Website and app data records
· · · · ·
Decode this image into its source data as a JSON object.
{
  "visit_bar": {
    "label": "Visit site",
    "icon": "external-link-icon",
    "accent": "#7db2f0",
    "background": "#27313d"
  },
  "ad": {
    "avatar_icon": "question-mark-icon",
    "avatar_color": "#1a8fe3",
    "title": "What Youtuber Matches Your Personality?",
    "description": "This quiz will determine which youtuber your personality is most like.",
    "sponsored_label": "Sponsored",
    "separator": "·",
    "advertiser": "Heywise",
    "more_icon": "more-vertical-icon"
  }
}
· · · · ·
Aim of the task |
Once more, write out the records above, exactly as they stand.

Task response |
Decode this image into its source data as a JSON object.
{
  "visit_bar": {
    "label": "Visit site",
    "icon": "external-link-icon",
    "accent": "#7db2f0",
    "background": "#27313d"
  },
  "ad": {
    "avatar_icon": "question-mark-icon",
    "avatar_color": "#1a8fe3",
    "title": "What Youtuber Matches Your Personality?",
    "description": "This quiz will determine which youtuber your personality is most like.",
    "sponsored_label": "Sponsored",
    "separator": "·",
    "advertiser": "Heywise",
    "more_icon": "more-vertical-icon"
  }
}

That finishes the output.